Another Piece of the Taxation Puzzle

On Wednesday night, at the Common Council Public Works and Parks Committee meeting, Bill Huston asked about plans for painting crosswalks and stop lines. Rob Perry, superintendent of the Department of Public Works, told him the budget item for crosswalks had been "defunded." There was money to repair the zebra stripes for existing crosswalks but no money to create crosswalks in new locations. 

In the effort to hold the 2019 city budget increase to just 3 percent, while raising the minimum wage for all city employees to $15 an hour and increasing the Youth Department budget by 47 percent, cuts had to made elsewhere. One of those places was the DPW budget, and what was sacrificed, it seems, was more crosswalks. 

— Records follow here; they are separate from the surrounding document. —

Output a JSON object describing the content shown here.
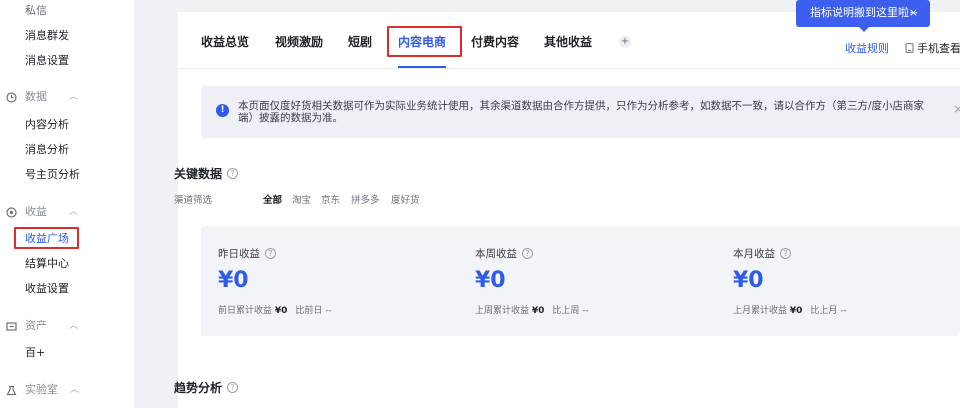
{
  "sidebar": {
    "items": [
      {
        "label": "私信"
      },
      {
        "label": "消息群发"
      },
      {
        "label": "消息设置"
      }
    ],
    "groups": [
      {
        "label": "数据",
        "icon": "clock-icon",
        "items": [
          "内容分析",
          "消息分析",
          "号主页分析"
        ]
      },
      {
        "label": "收益",
        "icon": "coin-icon",
        "items": [
          "收益广场",
          "结算中心",
          "收益设置"
        ]
      },
      {
        "label": "资产",
        "icon": "wallet-icon",
        "items": [
          "百+"
        ]
      },
      {
        "label": "实验室",
        "icon": "lab-icon",
        "items": []
      }
    ],
    "active_item": "收益广场"
  },
  "tabs": [
    {
      "label": "收益总览"
    },
    {
      "label": "视频激励"
    },
    {
      "label": "短剧"
    },
    {
      "label": "内容电商",
      "active": true
    },
    {
      "label": "付费内容"
    },
    {
      "label": "其他收益"
    }
  ],
  "header": {
    "plus": "+",
    "rule_link": "收益规则",
    "phone_view": "手机查看",
    "tooltip": "指标说明搬到这里啦~",
    "tooltip_close": "×"
  },
  "notice": {
    "text": "本页面仅度好货相关数据可作为实际业务统计使用，其余渠道数据由合作方提供，只作为分析参考，如数据不一致，请以合作方（第三方/度小店商家端）披露的数据为准。",
    "close": "×"
  },
  "key_data": {
    "title": "关键数据",
    "filter_label": "渠道筛选",
    "filters": [
      "全部",
      "淘宝",
      "京东",
      "拼多多",
      "度好货"
    ],
    "active_filter": "全部",
    "cards": [
      {
        "label": "昨日收益",
        "value": "¥0",
        "sub_label": "前日累计收益",
        "sub_value": "¥0",
        "compare_label": "比前日",
        "compare_value": "--"
      },
      {
        "label": "本周收益",
        "value": "¥0",
        "sub_label": "上周累计收益",
        "sub_value": "¥0",
        "compare_label": "比上周",
        "compare_value": "--"
      },
      {
        "label": "本月收益",
        "value": "¥0",
        "sub_label": "上月累计收益",
        "sub_value": "¥0",
        "compare_label": "比上月",
        "compare_value": "--"
      }
    ]
  },
  "trend": {
    "title": "趋势分析"
  },
  "colors": {
    "accent": "#2f5bea",
    "highlight": "#e02b2b",
    "tooltip": "#3c5ff0"
  }
}
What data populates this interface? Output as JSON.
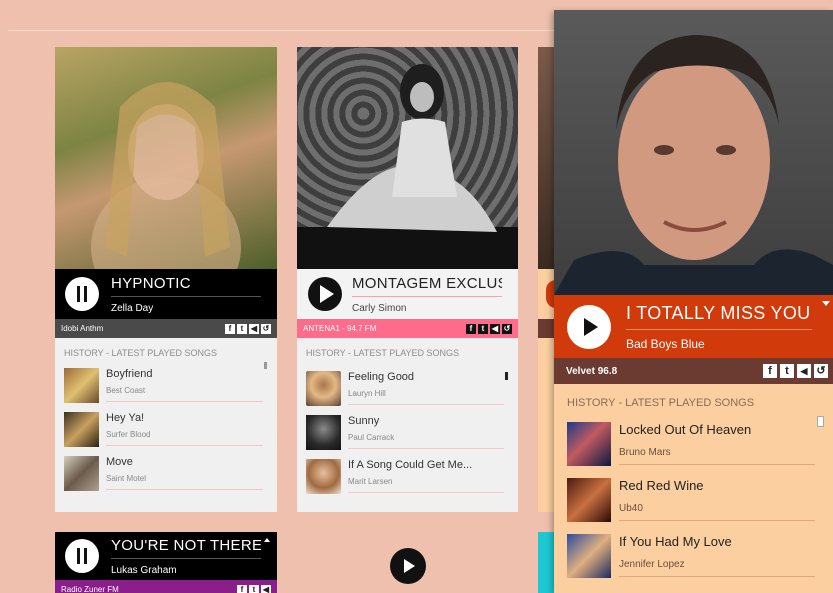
{
  "cards": {
    "c1": {
      "title": "HYPNOTIC",
      "artist": "Zella Day",
      "station": "Idobi Anthm",
      "history_label": "HISTORY - LATEST PLAYED SONGS",
      "songs": [
        {
          "title": "Boyfriend",
          "artist": "Best Coast"
        },
        {
          "title": "Hey Ya!",
          "artist": "Surfer Blood"
        },
        {
          "title": "Move",
          "artist": "Saint Motel"
        }
      ]
    },
    "c2": {
      "title": "MONTAGEM EXCLUSIVA",
      "artist": "Carly Simon",
      "station": "ANTENA1 - 94.7 FM",
      "history_label": "HISTORY - LATEST PLAYED SONGS",
      "songs": [
        {
          "title": "Feeling Good",
          "artist": "Lauryn Hill"
        },
        {
          "title": "Sunny",
          "artist": "Paul Carrack"
        },
        {
          "title": "If A Song Could Get Me...",
          "artist": "Marit Larsen"
        }
      ]
    },
    "c3": {
      "title": "I TOTALLY MISS YOU",
      "artist": "Bad Boys Blue",
      "station": "Velvet 96.8",
      "history_label": "HISTORY - LATEST PLAYED SONGS",
      "songs": [
        {
          "title": "Locked Out Of Heaven",
          "artist": "Bruno Mars"
        },
        {
          "title": "Red Red Wine",
          "artist": "Ub40"
        },
        {
          "title": "If You Had My Love",
          "artist": "Jennifer Lopez"
        }
      ]
    },
    "c4": {
      "title": "YOU'RE NOT THERE",
      "artist": "Lukas Graham",
      "station": "Radio Zuner FM"
    }
  },
  "colors": {
    "page_bg": "#eec0ad",
    "card1_bar": "#000000",
    "card2_accent": "#ff6b8a",
    "card3_accent": "#d13a0a",
    "card3_bg": "#fbcf9f",
    "card4_station": "#8a1e8a"
  },
  "icons": [
    "facebook-icon",
    "twitter-icon",
    "volume-icon",
    "history-icon",
    "play-icon",
    "pause-icon",
    "chevron-up-icon"
  ]
}
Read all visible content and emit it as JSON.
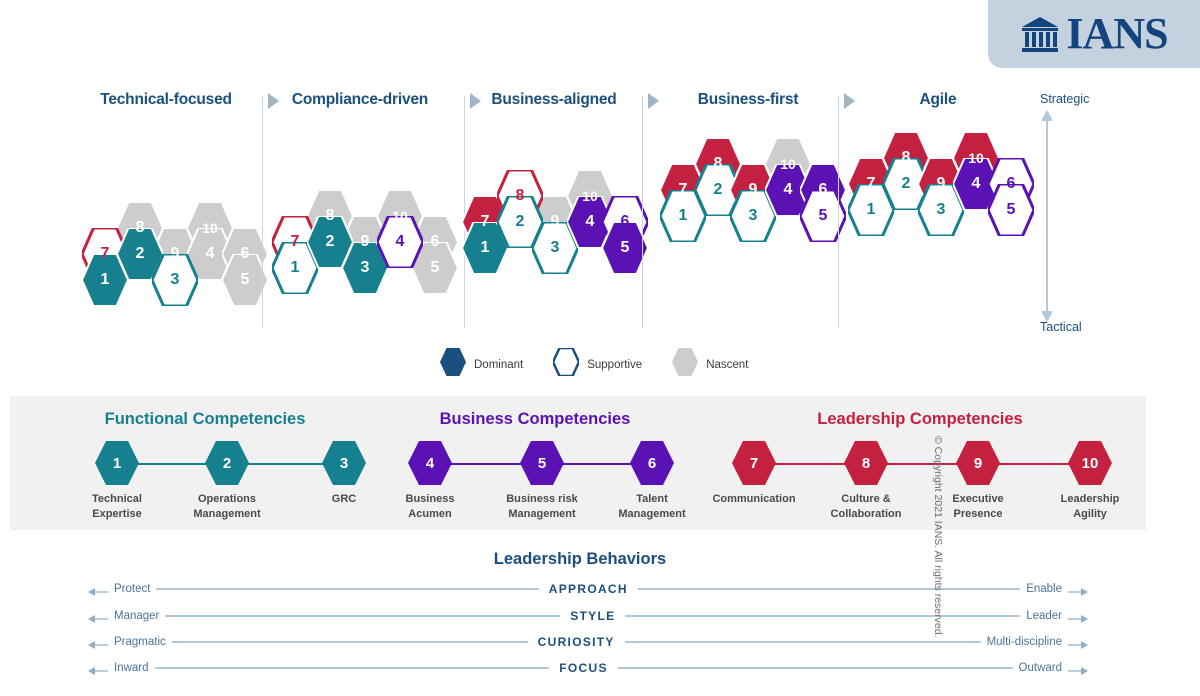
{
  "brand": {
    "logo_text": "IANS",
    "logo_icon": "classical-building-icon",
    "panel_color": "#c3d2de",
    "navy": "#13447e"
  },
  "colors": {
    "teal": "#16808f",
    "purple": "#5b12b5",
    "red": "#c4203f",
    "gray": "#cdcdcd",
    "navy": "#1b4f7e",
    "band_bg": "#f1f1f1",
    "rule": "#b3c9da"
  },
  "maturity_axis": {
    "top_label": "Strategic",
    "bottom_label": "Tactical"
  },
  "stages": [
    {
      "label": "Technical-focused",
      "hexes": [
        {
          "n": "7",
          "color": "red",
          "style": "outline",
          "col": 0,
          "row": 1
        },
        {
          "n": "1",
          "color": "teal",
          "style": "filled",
          "col": 0,
          "row": 2
        },
        {
          "n": "8",
          "color": "gray",
          "style": "filled",
          "col": 1,
          "row": 0
        },
        {
          "n": "2",
          "color": "teal",
          "style": "filled",
          "col": 1,
          "row": 1
        },
        {
          "n": "9",
          "color": "gray",
          "style": "filled",
          "col": 2,
          "row": 1
        },
        {
          "n": "3",
          "color": "teal",
          "style": "outline",
          "col": 2,
          "row": 2
        },
        {
          "n": "10",
          "color": "gray",
          "style": "filled",
          "col": 3,
          "row": 0
        },
        {
          "n": "4",
          "color": "gray",
          "style": "filled",
          "col": 3,
          "row": 1
        },
        {
          "n": "6",
          "color": "gray",
          "style": "filled",
          "col": 4,
          "row": 1
        },
        {
          "n": "5",
          "color": "gray",
          "style": "filled",
          "col": 4,
          "row": 2
        }
      ]
    },
    {
      "label": "Compliance-driven",
      "hexes": [
        {
          "n": "7",
          "color": "red",
          "style": "outline",
          "col": 0,
          "row": 1
        },
        {
          "n": "1",
          "color": "teal",
          "style": "outline",
          "col": 0,
          "row": 2
        },
        {
          "n": "8",
          "color": "gray",
          "style": "filled",
          "col": 1,
          "row": 0
        },
        {
          "n": "2",
          "color": "teal",
          "style": "filled",
          "col": 1,
          "row": 1
        },
        {
          "n": "9",
          "color": "gray",
          "style": "filled",
          "col": 2,
          "row": 1
        },
        {
          "n": "3",
          "color": "teal",
          "style": "filled",
          "col": 2,
          "row": 2
        },
        {
          "n": "10",
          "color": "gray",
          "style": "filled",
          "col": 3,
          "row": 0
        },
        {
          "n": "4",
          "color": "purple",
          "style": "outline",
          "col": 3,
          "row": 1
        },
        {
          "n": "6",
          "color": "gray",
          "style": "filled",
          "col": 4,
          "row": 1
        },
        {
          "n": "5",
          "color": "gray",
          "style": "filled",
          "col": 4,
          "row": 2
        }
      ]
    },
    {
      "label": "Business-aligned",
      "hexes": [
        {
          "n": "7",
          "color": "red",
          "style": "filled",
          "col": 0,
          "row": 1
        },
        {
          "n": "1",
          "color": "teal",
          "style": "filled",
          "col": 0,
          "row": 2
        },
        {
          "n": "8",
          "color": "red",
          "style": "outline",
          "col": 1,
          "row": 0
        },
        {
          "n": "2",
          "color": "teal",
          "style": "outline",
          "col": 1,
          "row": 1
        },
        {
          "n": "9",
          "color": "gray",
          "style": "filled",
          "col": 2,
          "row": 1
        },
        {
          "n": "3",
          "color": "teal",
          "style": "outline",
          "col": 2,
          "row": 2
        },
        {
          "n": "10",
          "color": "gray",
          "style": "filled",
          "col": 3,
          "row": 0
        },
        {
          "n": "4",
          "color": "purple",
          "style": "filled",
          "col": 3,
          "row": 1
        },
        {
          "n": "6",
          "color": "purple",
          "style": "outline",
          "col": 4,
          "row": 1
        },
        {
          "n": "5",
          "color": "purple",
          "style": "filled",
          "col": 4,
          "row": 2
        }
      ]
    },
    {
      "label": "Business-first",
      "hexes": [
        {
          "n": "7",
          "color": "red",
          "style": "filled",
          "col": 0,
          "row": 1
        },
        {
          "n": "1",
          "color": "teal",
          "style": "outline",
          "col": 0,
          "row": 2
        },
        {
          "n": "8",
          "color": "red",
          "style": "filled",
          "col": 1,
          "row": 0
        },
        {
          "n": "2",
          "color": "teal",
          "style": "outline",
          "col": 1,
          "row": 1
        },
        {
          "n": "9",
          "color": "red",
          "style": "filled",
          "col": 2,
          "row": 1
        },
        {
          "n": "3",
          "color": "teal",
          "style": "outline",
          "col": 2,
          "row": 2
        },
        {
          "n": "10",
          "color": "gray",
          "style": "filled",
          "col": 3,
          "row": 0
        },
        {
          "n": "4",
          "color": "purple",
          "style": "filled",
          "col": 3,
          "row": 1
        },
        {
          "n": "6",
          "color": "purple",
          "style": "filled",
          "col": 4,
          "row": 1
        },
        {
          "n": "5",
          "color": "purple",
          "style": "outline",
          "col": 4,
          "row": 2
        }
      ]
    },
    {
      "label": "Agile",
      "hexes": [
        {
          "n": "7",
          "color": "red",
          "style": "filled",
          "col": 0,
          "row": 1
        },
        {
          "n": "1",
          "color": "teal",
          "style": "outline",
          "col": 0,
          "row": 2
        },
        {
          "n": "8",
          "color": "red",
          "style": "filled",
          "col": 1,
          "row": 0
        },
        {
          "n": "2",
          "color": "teal",
          "style": "outline",
          "col": 1,
          "row": 1
        },
        {
          "n": "9",
          "color": "red",
          "style": "filled",
          "col": 2,
          "row": 1
        },
        {
          "n": "3",
          "color": "teal",
          "style": "outline",
          "col": 2,
          "row": 2
        },
        {
          "n": "10",
          "color": "red",
          "style": "filled",
          "col": 3,
          "row": 0
        },
        {
          "n": "4",
          "color": "purple",
          "style": "filled",
          "col": 3,
          "row": 1
        },
        {
          "n": "6",
          "color": "purple",
          "style": "outline",
          "col": 4,
          "row": 1
        },
        {
          "n": "5",
          "color": "purple",
          "style": "outline",
          "col": 4,
          "row": 2
        }
      ]
    }
  ],
  "legend": [
    {
      "label": "Dominant",
      "style": "filled",
      "color": "#1b4f7e"
    },
    {
      "label": "Supportive",
      "style": "outline",
      "color": "#1b4f7e"
    },
    {
      "label": "Nascent",
      "style": "filled",
      "color": "#cdcdcd"
    }
  ],
  "competency_groups": [
    {
      "title": "Functional Competencies",
      "color": "#16808f",
      "items": [
        {
          "n": "1",
          "caption": "Technical\nExpertise"
        },
        {
          "n": "2",
          "caption": "Operations\nManagement"
        },
        {
          "n": "3",
          "caption": "GRC"
        }
      ]
    },
    {
      "title": "Business Competencies",
      "color": "#5b12b5",
      "items": [
        {
          "n": "4",
          "caption": "Business\nAcumen"
        },
        {
          "n": "5",
          "caption": "Business risk\nManagement"
        },
        {
          "n": "6",
          "caption": "Talent\nManagement"
        }
      ]
    },
    {
      "title": "Leadership Competencies",
      "color": "#c4203f",
      "items": [
        {
          "n": "7",
          "caption": "Communication"
        },
        {
          "n": "8",
          "caption": "Culture &\nCollaboration"
        },
        {
          "n": "9",
          "caption": "Executive\nPresence"
        },
        {
          "n": "10",
          "caption": "Leadership\nAgility"
        }
      ]
    }
  ],
  "leadership_behaviors": {
    "title": "Leadership Behaviors",
    "rows": [
      {
        "left": "Protect",
        "center": "APPROACH",
        "right": "Enable"
      },
      {
        "left": "Manager",
        "center": "STYLE",
        "right": "Leader"
      },
      {
        "left": "Pragmatic",
        "center": "CURIOSITY",
        "right": "Multi-discipline"
      },
      {
        "left": "Inward",
        "center": "FOCUS",
        "right": "Outward"
      }
    ]
  },
  "footer": {
    "copyright": "© Copyright 2021 IANS. All rights reserved."
  }
}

  1. Hudson is not the only city who has had to find a way to finance and fund complete streets.

    The fifth event in the FUTURE HUDSON event series will focus entirely on this question.

    August 17th at 4pm
    Hudson Area Library.

    Mike Lydon is a Principal of Street Plans, an award-wining urban planning, design and advocacy firm with offices in New York City & Miami.

    He is also the author of “Tactical Urbanism: Short-Term Action, Long-Term Change.” He will share his experiences of helping communities use low-cost and compliant solutions to create safer streets.

    And we are very excited to have Emily Flynn, the Director of Health & Wellness for the City of Kingston, coming to share the experience that Kingston has had adopting and implementing their Complete Streets plan.

    A Complete Streets policy is a commitment that all future transportation projects will take into account the needs of everyone using the road.

  2. What do we call Complete Streets when there is zero money or will at the DPW to implement it? A joke. A sad one. BILL HUSTON